The Tickle watched in amazement as Lauren boiled over with hysterical laughter. Then it clung on for dear life as Hema started to shake like jelly. The giggles bubbled up through her. Within seconds, both girls were laughing so hard tears were beginning to leak from the corners of their eyes.
For a moment, the Tickle was confused. How could Lauren be laughing if it was Hema that had been tickled?
But then it understood. Hema’s ticklishness had made Lauren laugh, because if there’s one thing that can be guaranteed to be infectious, it’s laughter. The Wild Tickle realised that even if a person could not be tickled, they could still laugh because of tickling. Tickling is, and always will be, the funniest thing in the world, thought the Wild Tickle. And I, as a Tickle, am therefore the funniest thing EVER.
The Tickle, bouncing around on Hema’s shoulder the girls clung to each other and giggled, was extremely proud of itself. Its moment of self-doubt over, it celebrated with the other Tickles and danced around, setting off more giggles and making sure that Lauren didn’t feel new and awkward anymore and Hema most definitely had a new friend to play with.
A little way down, the Fart let the Tickle have its jubilant moment. After all, Tickles are quite sensitive and skittish, but Farts don’t really care who gets the credit.

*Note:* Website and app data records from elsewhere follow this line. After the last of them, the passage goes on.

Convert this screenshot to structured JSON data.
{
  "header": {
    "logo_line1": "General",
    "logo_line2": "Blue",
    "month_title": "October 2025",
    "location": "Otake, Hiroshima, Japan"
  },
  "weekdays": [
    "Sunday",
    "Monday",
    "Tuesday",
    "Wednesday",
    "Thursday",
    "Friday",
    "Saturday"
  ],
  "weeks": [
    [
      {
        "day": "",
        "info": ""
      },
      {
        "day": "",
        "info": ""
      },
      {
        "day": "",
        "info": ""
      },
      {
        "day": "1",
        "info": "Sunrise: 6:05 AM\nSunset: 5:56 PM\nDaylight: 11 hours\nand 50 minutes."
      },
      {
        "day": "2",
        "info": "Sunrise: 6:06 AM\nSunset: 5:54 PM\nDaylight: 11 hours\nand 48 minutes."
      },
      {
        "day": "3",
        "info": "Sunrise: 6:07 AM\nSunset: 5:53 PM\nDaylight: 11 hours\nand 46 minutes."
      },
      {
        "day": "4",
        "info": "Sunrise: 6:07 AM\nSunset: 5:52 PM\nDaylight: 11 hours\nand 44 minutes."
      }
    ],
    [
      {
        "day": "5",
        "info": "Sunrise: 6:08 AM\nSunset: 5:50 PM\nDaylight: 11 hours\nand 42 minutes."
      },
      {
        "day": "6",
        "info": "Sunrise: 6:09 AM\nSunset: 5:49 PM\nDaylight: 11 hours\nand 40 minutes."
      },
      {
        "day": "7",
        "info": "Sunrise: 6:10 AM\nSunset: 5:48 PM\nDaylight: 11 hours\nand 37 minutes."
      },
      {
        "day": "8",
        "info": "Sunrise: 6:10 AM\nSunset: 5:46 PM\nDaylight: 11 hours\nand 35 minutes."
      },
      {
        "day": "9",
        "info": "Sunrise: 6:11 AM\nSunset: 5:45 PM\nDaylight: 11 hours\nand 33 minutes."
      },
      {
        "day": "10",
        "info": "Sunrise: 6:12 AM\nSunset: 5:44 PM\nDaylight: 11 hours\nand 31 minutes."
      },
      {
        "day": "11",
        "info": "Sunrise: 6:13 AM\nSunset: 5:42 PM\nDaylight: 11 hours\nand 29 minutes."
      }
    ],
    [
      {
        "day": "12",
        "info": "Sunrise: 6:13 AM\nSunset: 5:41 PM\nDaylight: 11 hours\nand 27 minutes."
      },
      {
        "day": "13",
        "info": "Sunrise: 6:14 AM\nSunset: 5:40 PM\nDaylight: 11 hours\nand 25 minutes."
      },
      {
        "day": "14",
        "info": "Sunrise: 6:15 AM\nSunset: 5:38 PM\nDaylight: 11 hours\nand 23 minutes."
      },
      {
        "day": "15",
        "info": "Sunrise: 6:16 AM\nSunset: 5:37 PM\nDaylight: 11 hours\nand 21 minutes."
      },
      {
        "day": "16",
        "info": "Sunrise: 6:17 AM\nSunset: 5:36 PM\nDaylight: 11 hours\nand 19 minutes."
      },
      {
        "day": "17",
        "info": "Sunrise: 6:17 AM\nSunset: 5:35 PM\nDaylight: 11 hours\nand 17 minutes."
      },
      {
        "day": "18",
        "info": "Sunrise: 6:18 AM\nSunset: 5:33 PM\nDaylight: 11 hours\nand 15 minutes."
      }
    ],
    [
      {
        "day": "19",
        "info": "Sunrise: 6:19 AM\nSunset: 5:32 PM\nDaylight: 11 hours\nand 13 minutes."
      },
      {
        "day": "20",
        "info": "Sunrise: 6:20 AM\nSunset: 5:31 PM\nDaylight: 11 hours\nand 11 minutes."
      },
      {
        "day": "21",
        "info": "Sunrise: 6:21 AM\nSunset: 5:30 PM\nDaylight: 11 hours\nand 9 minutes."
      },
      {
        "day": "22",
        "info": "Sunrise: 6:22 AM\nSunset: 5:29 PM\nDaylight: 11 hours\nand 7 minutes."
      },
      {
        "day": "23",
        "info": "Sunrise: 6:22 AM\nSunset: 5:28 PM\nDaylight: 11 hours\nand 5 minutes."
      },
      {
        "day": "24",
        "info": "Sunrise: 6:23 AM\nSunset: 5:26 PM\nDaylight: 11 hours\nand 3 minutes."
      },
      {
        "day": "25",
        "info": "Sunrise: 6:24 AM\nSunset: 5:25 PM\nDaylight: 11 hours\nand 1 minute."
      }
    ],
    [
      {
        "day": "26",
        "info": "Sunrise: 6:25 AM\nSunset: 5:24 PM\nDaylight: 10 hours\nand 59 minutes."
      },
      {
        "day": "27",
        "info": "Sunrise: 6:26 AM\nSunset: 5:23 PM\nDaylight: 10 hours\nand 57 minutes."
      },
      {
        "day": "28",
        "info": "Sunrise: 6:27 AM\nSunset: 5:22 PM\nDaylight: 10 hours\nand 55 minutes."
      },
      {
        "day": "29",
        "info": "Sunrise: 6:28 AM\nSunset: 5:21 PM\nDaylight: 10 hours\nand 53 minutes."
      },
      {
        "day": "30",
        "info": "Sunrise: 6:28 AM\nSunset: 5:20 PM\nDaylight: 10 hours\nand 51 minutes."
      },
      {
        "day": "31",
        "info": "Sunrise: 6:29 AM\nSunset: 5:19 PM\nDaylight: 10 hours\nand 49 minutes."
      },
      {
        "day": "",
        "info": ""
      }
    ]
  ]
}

if you enjoyed this in any way, you might also enjoy my beloved Tom and his paper cats, or any of the Once There Was a Girl challenge stories and fragments I actually managed to write.